How Does Balanced Nutrition Promote Healthy Weight Loss? Fat Burning Facts
If you have set a wellness goal to achieve and maintain a healthy body weight, congratulations. Losing weight by eating a balanced diet, and increasing physical activity is the right path to avoid the health implications of obesity, and increased risks for chronic, and sometimes life-threatening diseases like cancer and diabetes. If we were to simply weight loss strategy in minimalist terms, the recipe for success is to simply ‘eat less’ and ‘move more’, but we know that lifestyle influences, economics and heredity all play a factor in weight management that the scientific community doesn’t fully understand yet. What we do know however from decades of research, is that as we age, maintaining a healthy weight becomes harder. And if weight is a health concern, there is no better time than today, to work on achieving your goal to feel better.
While there is no shortage of products available to promote weight loss, and an abundance of fad diets that promise rapid weight loss, the most successful individuals can shed the weight by not depriving themselves of food. Instead, they approach nutrition from a more scientific perspective, and spend time learning about daily requirements and needs. In this article, we’ll discuss how a balanced diet is key.
Why It’s a Bad Idea to Skip Breakfast
Some medical studies have demonstrated that individuals who skip breakfast, impair their digestive system, making it more difficult to absorb minerals and nutrients from both dietary sources and supplements. This is an important revelation for anyone who takes quality supplements daily; if you aren’t eating breakfast, you may be receiving only a fraction of the benefit of your nutritional supplements.
People who routinely eat a healthy breakfast, enjoy a metabolic boost that follows them throughout their day. The number of calories that your body needs to function, is called the basal metabolic rate. This figure is impacted by your body weight, the type of frame you have, and your age, which dictate how approximately 75% of your dietary intake calories are burned, daily. About 25% of the basal metabolic rate is reserved for normal physical activities of daily living.
When your mom told you that breakfast was the most important meal of the day, she wasn’t wrong. Eating a balanced breakfast including a protein, fruit and some carbohydrates, kick starts the fuel burning center of your metabolism, called thermogenesis. If you continue to recharge with small meals and healthy snacks throughout the day, the metabolic state of thermogenesis will help you efficiently burn calories, and fat (if you consume less nutrients than you burn).
Check out this article on Shape Magazine for some healthy and delicious ‘power bowls’ for a fun twist on a balanced breakfast, you can make ahead of time.
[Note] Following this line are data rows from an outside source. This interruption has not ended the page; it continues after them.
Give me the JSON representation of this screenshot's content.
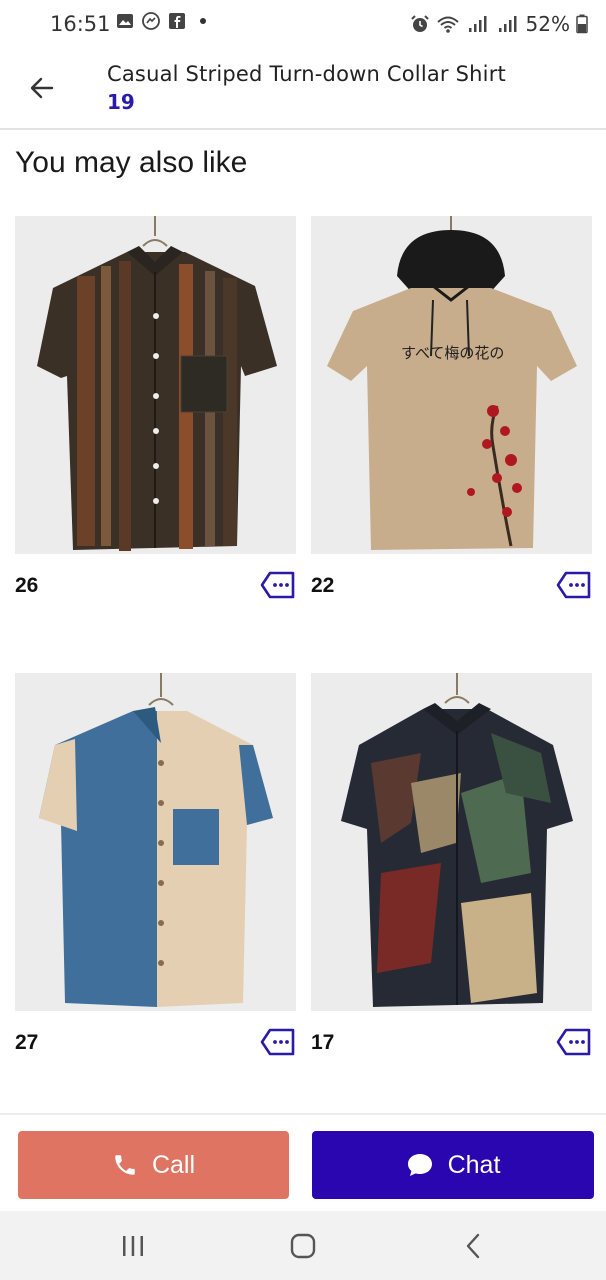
{
  "status_bar": {
    "time": "16:51",
    "battery": "52%",
    "icons": [
      "gallery-icon",
      "messenger-icon",
      "facebook-icon",
      "notification-dot",
      "alarm-icon",
      "wifi-icon",
      "signal-icon",
      "signal-icon",
      "battery-icon"
    ]
  },
  "header": {
    "title": "Casual Striped Turn-down Collar Shirt",
    "count": "19",
    "back_icon": "arrow-left-icon"
  },
  "section": {
    "title": "You may also like"
  },
  "products": [
    {
      "price": "26",
      "image": "striped-tribal-shirt",
      "tag_icon": "tag-icon"
    },
    {
      "price": "22",
      "image": "beige-hooded-tshirt-cherry-blossom",
      "tag_icon": "tag-icon"
    },
    {
      "price": "27",
      "image": "blue-beige-colorblock-shirt",
      "tag_icon": "tag-icon"
    },
    {
      "price": "17",
      "image": "abstract-print-shirt",
      "tag_icon": "tag-icon"
    }
  ],
  "actions": {
    "call_label": "Call",
    "chat_label": "Chat",
    "call_color": "#e07462",
    "chat_color": "#2a06b0"
  },
  "colors": {
    "accent": "#2a1aa8"
  },
  "nav": {
    "items": [
      "recent-apps-icon",
      "home-icon",
      "back-icon"
    ]
  }
}
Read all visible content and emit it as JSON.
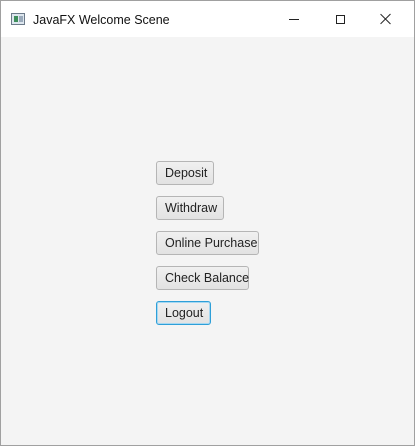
{
  "window": {
    "title": "JavaFX Welcome Scene",
    "controls": {
      "minimize": "minimize-icon",
      "maximize": "maximize-icon",
      "close": "close-icon"
    }
  },
  "menu": {
    "buttons": [
      {
        "label": "Deposit"
      },
      {
        "label": "Withdraw"
      },
      {
        "label": "Online Purchase"
      },
      {
        "label": "Check Balance"
      },
      {
        "label": "Logout",
        "focused": true
      }
    ]
  },
  "colors": {
    "background": "#f4f4f4",
    "titlebar": "#ffffff",
    "focus_border": "#2e9fd8"
  }
}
And if you think that skipping breakfast is an effective strategy for weight loss, consider that experts agree, that small regular snacks throughout the day are your best bet to burn calories more efficiently.
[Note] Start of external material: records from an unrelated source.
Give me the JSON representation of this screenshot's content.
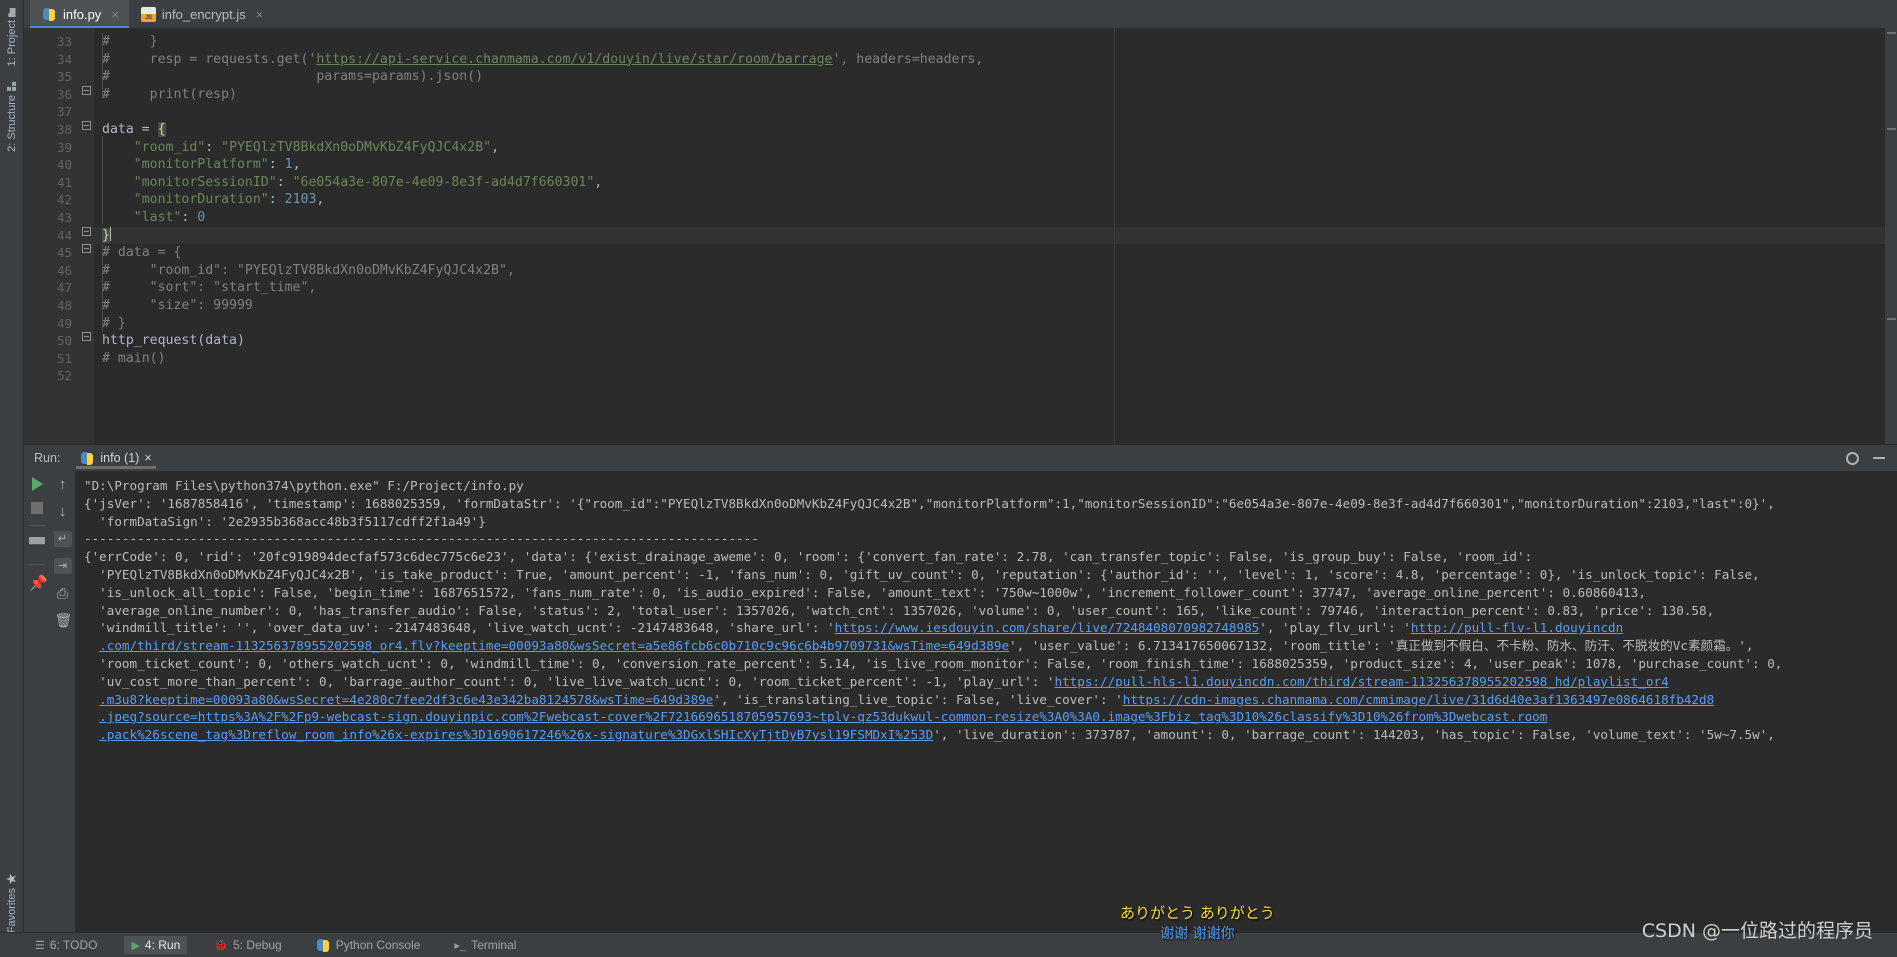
{
  "tabs": [
    {
      "label": "info.py",
      "icon": "python-file-icon",
      "active": true,
      "close": "×"
    },
    {
      "label": "info_encrypt.js",
      "icon": "javascript-file-icon",
      "active": false,
      "close": "×"
    }
  ],
  "left_strip": {
    "project": "1: Project",
    "structure": "2: Structure",
    "favorites": "2: Favorites"
  },
  "editor": {
    "first_line_number": 33,
    "lines": [
      {
        "n": 33,
        "segs": [
          {
            "t": "#     }",
            "c": "cmt"
          }
        ]
      },
      {
        "n": 34,
        "segs": [
          {
            "t": "#     resp = requests.get('",
            "c": "cmt"
          },
          {
            "t": "https://api-service.chanmama.com/v1/douyin/live/star/room/barrage",
            "c": "link"
          },
          {
            "t": "', headers=headers,",
            "c": "cmt"
          }
        ]
      },
      {
        "n": 35,
        "segs": [
          {
            "t": "#                          params=params).json()",
            "c": "cmt"
          }
        ]
      },
      {
        "n": 36,
        "segs": [
          {
            "t": "#     print(resp)",
            "c": "cmt"
          }
        ]
      },
      {
        "n": 37,
        "segs": [
          {
            "t": "",
            "c": "punc"
          }
        ]
      },
      {
        "n": 38,
        "segs": [
          {
            "t": "data = ",
            "c": "punc"
          },
          {
            "t": "{",
            "c": "brace-hl"
          }
        ]
      },
      {
        "n": 39,
        "segs": [
          {
            "t": "    ",
            "c": "punc"
          },
          {
            "t": "\"room_id\"",
            "c": "str"
          },
          {
            "t": ": ",
            "c": "punc"
          },
          {
            "t": "\"PYEQlzTV8BkdXn0oDMvKbZ4FyQJC4x2B\"",
            "c": "str"
          },
          {
            "t": ",",
            "c": "punc"
          }
        ]
      },
      {
        "n": 40,
        "segs": [
          {
            "t": "    ",
            "c": "punc"
          },
          {
            "t": "\"monitorPlatform\"",
            "c": "str"
          },
          {
            "t": ": ",
            "c": "punc"
          },
          {
            "t": "1",
            "c": "num"
          },
          {
            "t": ",",
            "c": "punc"
          }
        ]
      },
      {
        "n": 41,
        "segs": [
          {
            "t": "    ",
            "c": "punc"
          },
          {
            "t": "\"monitorSessionID\"",
            "c": "str"
          },
          {
            "t": ": ",
            "c": "punc"
          },
          {
            "t": "\"6e054a3e-807e-4e09-8e3f-ad4d7f660301\"",
            "c": "str"
          },
          {
            "t": ",",
            "c": "punc"
          }
        ]
      },
      {
        "n": 42,
        "segs": [
          {
            "t": "    ",
            "c": "punc"
          },
          {
            "t": "\"monitorDuration\"",
            "c": "str"
          },
          {
            "t": ": ",
            "c": "punc"
          },
          {
            "t": "2103",
            "c": "num"
          },
          {
            "t": ",",
            "c": "punc"
          }
        ]
      },
      {
        "n": 43,
        "segs": [
          {
            "t": "    ",
            "c": "punc"
          },
          {
            "t": "\"last\"",
            "c": "str"
          },
          {
            "t": ": ",
            "c": "punc"
          },
          {
            "t": "0",
            "c": "num"
          }
        ]
      },
      {
        "n": 44,
        "segs": [
          {
            "t": "}",
            "c": "brace-hl"
          }
        ],
        "cursor": true,
        "current": true
      },
      {
        "n": 45,
        "segs": [
          {
            "t": "# data = {",
            "c": "cmt"
          }
        ]
      },
      {
        "n": 46,
        "segs": [
          {
            "t": "#     \"room_id\": \"PYEQlzTV8BkdXn0oDMvKbZ4FyQJC4x2B\",",
            "c": "cmt"
          }
        ]
      },
      {
        "n": 47,
        "segs": [
          {
            "t": "#     \"sort\": \"start_time\",",
            "c": "cmt"
          }
        ]
      },
      {
        "n": 48,
        "segs": [
          {
            "t": "#     \"size\": 99999",
            "c": "cmt"
          }
        ]
      },
      {
        "n": 49,
        "segs": [
          {
            "t": "# }",
            "c": "cmt"
          }
        ]
      },
      {
        "n": 50,
        "segs": [
          {
            "t": "http_request(data)",
            "c": "punc"
          }
        ]
      },
      {
        "n": 51,
        "segs": [
          {
            "t": "# main()",
            "c": "cmt"
          }
        ]
      },
      {
        "n": 52,
        "segs": [
          {
            "t": "",
            "c": "punc"
          }
        ]
      }
    ]
  },
  "run_panel": {
    "run_label": "Run:",
    "tab_label": "info (1)",
    "tab_close": "×",
    "gear_icon": "settings-gear-icon",
    "minimize_icon": "minimize-icon",
    "toolbar_left": [
      {
        "name": "rerun-button",
        "glyph": ""
      },
      {
        "name": "stop-button",
        "glyph": ""
      },
      {
        "name": "layout-button",
        "glyph": ""
      },
      {
        "name": "pin-tab-button",
        "glyph": "📌"
      }
    ],
    "toolbar_right": [
      {
        "name": "up-arrow-button",
        "glyph": "↑"
      },
      {
        "name": "down-arrow-button",
        "glyph": "↓"
      },
      {
        "name": "soft-wrap-button",
        "glyph": "↵"
      },
      {
        "name": "scroll-to-end-button",
        "glyph": "⇥"
      },
      {
        "name": "print-button",
        "glyph": "⎙"
      },
      {
        "name": "clear-all-button",
        "glyph": "🗑"
      }
    ],
    "console_lines": [
      {
        "segs": [
          {
            "t": "\"D:\\Program Files\\python374\\python.exe\" F:/Project/info.py",
            "c": ""
          }
        ]
      },
      {
        "segs": [
          {
            "t": "{'jsVer': '1687858416', 'timestamp': 1688025359, 'formDataStr': '{\"room_id\":\"PYEQlzTV8BkdXn0oDMvKbZ4FyQJC4x2B\",\"monitorPlatform\":1,\"monitorSessionID\":\"6e054a3e-807e-4e09-8e3f-ad4d7f660301\",\"monitorDuration\":2103,\"last\":0}',",
            "c": ""
          }
        ]
      },
      {
        "segs": [
          {
            "t": "  'formDataSign': '2e2935b368acc48b3f5117cdff2f1a49'}",
            "c": ""
          }
        ]
      },
      {
        "segs": [
          {
            "t": "-----------------------------------------------------------------------------------------",
            "c": ""
          }
        ]
      },
      {
        "segs": [
          {
            "t": "{'errCode': 0, 'rid': '20fc919894decfaf573c6dec775c6e23', 'data': {'exist_drainage_aweme': 0, 'room': {'convert_fan_rate': 2.78, 'can_transfer_topic': False, 'is_group_buy': False, 'room_id':",
            "c": ""
          }
        ]
      },
      {
        "segs": [
          {
            "t": "  'PYEQlzTV8BkdXn0oDMvKbZ4FyQJC4x2B', 'is_take_product': True, 'amount_percent': -1, 'fans_num': 0, 'gift_uv_count': 0, 'reputation': {'author_id': '', 'level': 1, 'score': 4.8, 'percentage': 0}, 'is_unlock_topic': False,",
            "c": ""
          }
        ]
      },
      {
        "segs": [
          {
            "t": "  'is_unlock_all_topic': False, 'begin_time': 1687651572, 'fans_num_rate': 0, 'is_audio_expired': False, 'amount_text': '750w~1000w', 'increment_follower_count': 37747, 'average_online_percent': 0.60860413,",
            "c": ""
          }
        ]
      },
      {
        "segs": [
          {
            "t": "  'average_online_number': 0, 'has_transfer_audio': False, 'status': 2, 'total_user': 1357026, 'watch_cnt': 1357026, 'volume': 0, 'user_count': 165, 'like_count': 79746, 'interaction_percent': 0.83, 'price': 130.58,",
            "c": ""
          }
        ]
      },
      {
        "segs": [
          {
            "t": "  'windmill_title': '', 'over_data_uv': -2147483648, 'live_watch_ucnt': -2147483648, 'share_url': '",
            "c": ""
          },
          {
            "t": "https://www.iesdouyin.com/share/live/7248408070982748985",
            "c": "ulink"
          },
          {
            "t": "', 'play_flv_url': '",
            "c": ""
          },
          {
            "t": "http://pull-flv-l1.douyincdn",
            "c": "ulink"
          }
        ]
      },
      {
        "segs": [
          {
            "t": "  ",
            "c": ""
          },
          {
            "t": ".com/third/stream-113256378955202598_or4.flv?keeptime=00093a80&wsSecret=a5e86fcb6c0b710c9c96c6b4b9709731&wsTime=649d389e",
            "c": "ulink"
          },
          {
            "t": "', 'user_value': 6.713417650067132, 'room_title': '真正做到不假白、不卡粉、防水、防汗、不脱妆的Vc素颜霜。', ",
            "c": ""
          }
        ]
      },
      {
        "segs": [
          {
            "t": "  'room_ticket_count': 0, 'others_watch_ucnt': 0, 'windmill_time': 0, 'conversion_rate_percent': 5.14, 'is_live_room_monitor': False, 'room_finish_time': 1688025359, 'product_size': 4, 'user_peak': 1078, 'purchase_count': 0,",
            "c": ""
          }
        ]
      },
      {
        "segs": [
          {
            "t": "  'uv_cost_more_than_percent': 0, 'barrage_author_count': 0, 'live_live_watch_ucnt': 0, 'room_ticket_percent': -1, 'play_url': '",
            "c": ""
          },
          {
            "t": "https://pull-hls-l1.douyincdn.com/third/stream-113256378955202598_hd/playlist_or4",
            "c": "ulink"
          }
        ]
      },
      {
        "segs": [
          {
            "t": "  ",
            "c": ""
          },
          {
            "t": ".m3u8?keeptime=00093a80&wsSecret=4e280c7fee2df3c6e43e342ba8124578&wsTime=649d389e",
            "c": "ulink"
          },
          {
            "t": "', 'is_translating_live_topic': False, 'live_cover': '",
            "c": ""
          },
          {
            "t": "https://cdn-images.chanmama.com/cmmimage/live/31d6d40e3af1363497e0864618fb42d8",
            "c": "ulink"
          }
        ]
      },
      {
        "segs": [
          {
            "t": "  ",
            "c": ""
          },
          {
            "t": ".jpeg?source=https%3A%2F%2Fp9-webcast-sign.douyinpic.com%2Fwebcast-cover%2F7216696518705957693~tplv-qz53dukwul-common-resize%3A0%3A0.image%3Fbiz_tag%3D10%26classify%3D10%26from%3Dwebcast.room",
            "c": "ulink"
          }
        ]
      },
      {
        "segs": [
          {
            "t": "  ",
            "c": ""
          },
          {
            "t": ".pack%26scene_tag%3Dreflow_room_info%26x-expires%3D1690617246%26x-signature%3DGxlSHIcXyTjtDyB7ysl19FSMDxI%253D",
            "c": "ulink"
          },
          {
            "t": "', 'live_duration': 373787, 'amount': 0, 'barrage_count': 144203, 'has_topic': False, 'volume_text': '5w~7.5w',",
            "c": ""
          }
        ]
      }
    ]
  },
  "danmaku": {
    "line1": "ありがとう ありがとう",
    "line2": "谢谢 谢谢你"
  },
  "watermark": "CSDN @一位路过的程序员",
  "status_bar": [
    {
      "label": "6: TODO",
      "icon": "todo-list-icon",
      "glyph": "☰",
      "active": false
    },
    {
      "label": "4: Run",
      "icon": "run-icon",
      "glyph": "▶",
      "active": true
    },
    {
      "label": "5: Debug",
      "icon": "debug-bug-icon",
      "glyph": "🐞",
      "active": false
    },
    {
      "label": "Python Console",
      "icon": "python-console-icon",
      "glyph": "",
      "active": false
    },
    {
      "label": "Terminal",
      "icon": "terminal-icon",
      "glyph": "▸_",
      "active": false
    }
  ],
  "colors": {
    "background": "#2b2b2b",
    "chrome": "#3c3f41",
    "accent": "#4a88c7",
    "string": "#6a8759",
    "number": "#6897bb",
    "comment": "#808080",
    "link": "#589df6"
  }
}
Pick Colorful Fruits and Vegetables
According to surveys from the Centers for Disease Control and Management (CDC), only 1 in every 10 Americans hits the minimum daily requirement of fresh fruit and vegetables. Only 13% of residents in the United States consume 1.5 to 2 ups of fruit every day, as suggested by federal dietary guidelines. We all know that fruit and vegetables are important for balanced nutrition, so why aren’t more of us paying closer attention to making better choices, on a daily basis?
Fruits and vegetables are typically low in fat, with few exceptions. That makes them an ideal choice for many diets that need to restrict cholesterol. Fresh fruit is portable, but many types of nutritious vegetables require preparation time, that is less convenient than fast food or processed snack options. The high fiber content of both fruit and vegetables makes them a satisfying meal, which also reduces the temptation to snack on less healthy foods, and overall caloric intake. Which green vegetables and what type of fruits, offer the most nutritional value? Here are a few suggestions to add to your grocery cart:
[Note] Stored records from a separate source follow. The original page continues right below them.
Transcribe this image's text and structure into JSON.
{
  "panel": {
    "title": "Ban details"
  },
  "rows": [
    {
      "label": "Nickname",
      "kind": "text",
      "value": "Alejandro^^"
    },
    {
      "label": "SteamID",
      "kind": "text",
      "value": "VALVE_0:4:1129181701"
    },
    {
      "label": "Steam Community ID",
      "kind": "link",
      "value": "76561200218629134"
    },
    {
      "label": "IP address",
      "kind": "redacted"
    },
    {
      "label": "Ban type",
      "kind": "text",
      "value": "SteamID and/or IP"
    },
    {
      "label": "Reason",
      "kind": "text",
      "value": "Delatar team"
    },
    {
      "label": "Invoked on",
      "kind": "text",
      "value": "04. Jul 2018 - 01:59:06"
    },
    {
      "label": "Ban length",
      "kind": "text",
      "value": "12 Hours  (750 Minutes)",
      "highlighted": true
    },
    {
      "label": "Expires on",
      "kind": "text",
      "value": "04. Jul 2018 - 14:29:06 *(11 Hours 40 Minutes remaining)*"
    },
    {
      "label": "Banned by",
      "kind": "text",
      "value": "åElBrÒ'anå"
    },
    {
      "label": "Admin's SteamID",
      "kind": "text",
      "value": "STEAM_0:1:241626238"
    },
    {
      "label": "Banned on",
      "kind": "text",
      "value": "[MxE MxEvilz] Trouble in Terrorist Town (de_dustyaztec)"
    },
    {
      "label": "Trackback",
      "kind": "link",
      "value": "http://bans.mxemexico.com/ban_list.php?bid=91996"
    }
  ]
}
- A single serving of a whole mango, provides 5 grams of fiber, potassium, phosphorus, magnesium, calcium and vitamins A and C.
- A pomegranate serving of ½ cup provides vitamins B-1, B-2, B-6, and vitamins C, E and K.
- Avocadoes are a powerhouse of nutrition! A single cup of sliced avocado provides 10 grams of fiber, and 43% of your daily recommended consumption of vitamin B-5, and 35% of your daily value of vitamin K.
If midweek preparation is an issue, dietary experts say that portioning healthy fruit and vegetable snacks is easy on the weekend. While smoothies are an excellent way to add more dietary fiber and natural vitamins and minerals into your day, scrutinize the ingredients in your smoothie, to avoid overloading on carbohydrates. Remember to incorporate at least one leafy green into your smoothie, like kale or spinach for important phytonutrients.
Supplements Are Not a Replacement for a Healthy Diet
No matter what supplements you choose, manufactured vitamins should never be viewed as a substitution for a healthy diet. There are many nutrients and minerals that are best absorbed through raw fruits and vegetables, seafood and meat, or meat alternatives for protein, and essential vitamins like B12, thiamin, riboflavin (B2), pantothenic acid, and omega fatty acids (essential for anti-aging and cognitive health).
Vitamins and supplements do play an important role in weight loss, as individuals who are dieting may not be hitting the right amount of nutrients, when daily calories are reduced. Remember that quality vitamins bridge the gap between your dietary intake, and what your body needs for healthy functioning. Ask your doctor about the right minerals and nutrients (and quantities) which vary by age, medical condition and any prescription medications that you may be taking.
You can eat wonderful, flavorful options every day, without depriving yourself or feeling hungry, if you strategically plan your intake around the American Dietary Guidelines. For more information, visit the USDA website ChooseMyPlate.gov.